- [Aim of the task]:
In the listing that follows, tally the lines containing "Shopping"; give the count and nothing more.

- [Input records]:
== Segment start ==
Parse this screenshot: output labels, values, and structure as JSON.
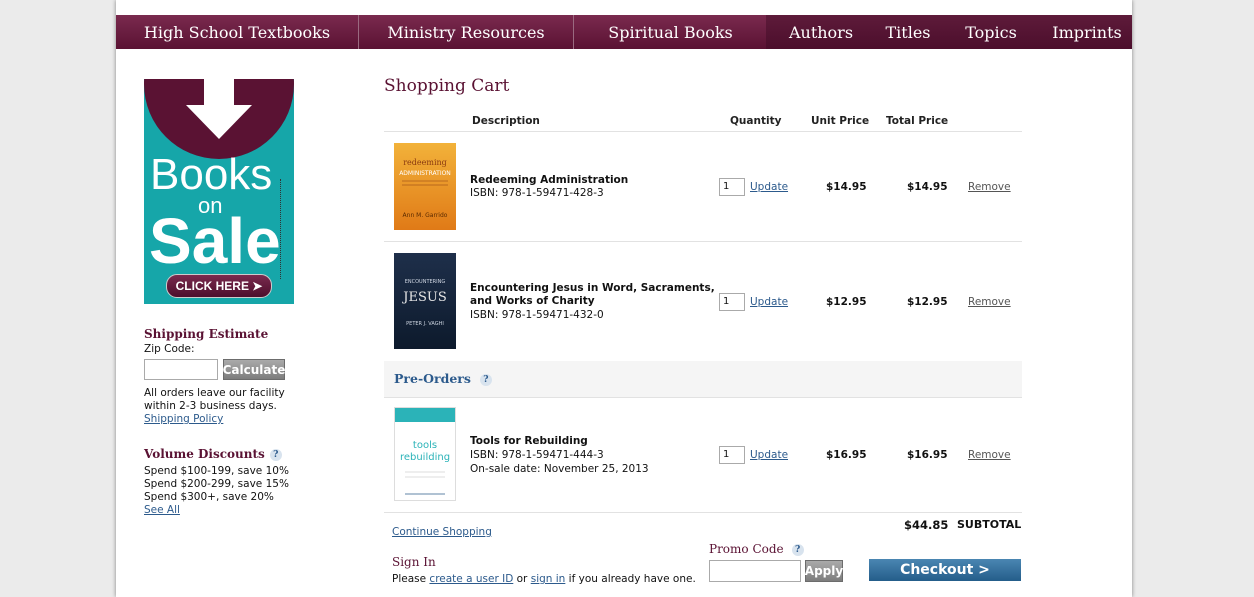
{
  "nav": {
    "items": [
      "High School Textbooks",
      "Ministry Resources",
      "Spiritual Books",
      "Authors",
      "Titles",
      "Topics",
      "Imprints"
    ]
  },
  "banner": {
    "line1": "Books",
    "line2": "on",
    "line3": "Sale",
    "button": "CLICK HERE ➤"
  },
  "sidebar": {
    "shipping_title": "Shipping Estimate",
    "zip_label": "Zip Code:",
    "calculate": "Calculate",
    "shipping_note_1": "All orders leave our facility",
    "shipping_note_2": "within 2-3 business days.",
    "shipping_policy": "Shipping Policy",
    "volume_title": "Volume Discounts",
    "help": "?",
    "discount_1": "Spend $100-199, save 10%",
    "discount_2": "Spend $200-299, save 15%",
    "discount_3": "Spend $300+, save 20%",
    "see_all": "See All"
  },
  "cart": {
    "title": "Shopping Cart",
    "headers": {
      "description": "Description",
      "quantity": "Quantity",
      "unit_price": "Unit Price",
      "total_price": "Total Price"
    },
    "items": [
      {
        "title": "Redeeming Administration",
        "isbn": "ISBN: 978-1-59471-428-3",
        "qty": "1",
        "update": "Update",
        "unit": "$14.95",
        "total": "$14.95",
        "remove": "Remove",
        "cover_text": "Redeeming Administration",
        "cover_author": "Ann M. Garrido"
      },
      {
        "title1": "Encountering Jesus in Word, Sacraments,",
        "title2": "and Works of Charity",
        "isbn": "ISBN: 978-1-59471-432-0",
        "qty": "1",
        "update": "Update",
        "unit": "$12.95",
        "total": "$12.95",
        "remove": "Remove",
        "cover_text": "JESUS",
        "cover_top": "ENCOUNTERING",
        "cover_author": "PETER J. VAGHI"
      }
    ],
    "preorders_label": "Pre-Orders",
    "preorder": {
      "title": "Tools for Rebuilding",
      "isbn": "ISBN: 978-1-59471-444-3",
      "onsale": "On-sale date: November 25, 2013",
      "qty": "1",
      "update": "Update",
      "unit": "$16.95",
      "total": "$16.95",
      "remove": "Remove",
      "cover_line1": "tools",
      "cover_line2": "rebuilding"
    },
    "subtotal_value": "$44.85",
    "subtotal_label": "SUBTOTAL",
    "continue": "Continue Shopping",
    "signin_title": "Sign In",
    "signin_pre": "Please ",
    "signin_create": "create a user ID",
    "signin_or": " or ",
    "signin_link": "sign in",
    "signin_post": " if you already have one.",
    "promo_title": "Promo Code",
    "apply": "Apply",
    "checkout": "Checkout >"
  },
  "colors": {
    "brand": "#5a1233",
    "link": "#2c5a8c",
    "banner_teal": "#16a6a9",
    "checkout_blue": "#2f6f9e"
  }
}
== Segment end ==
- [Solution for this exercise]:
2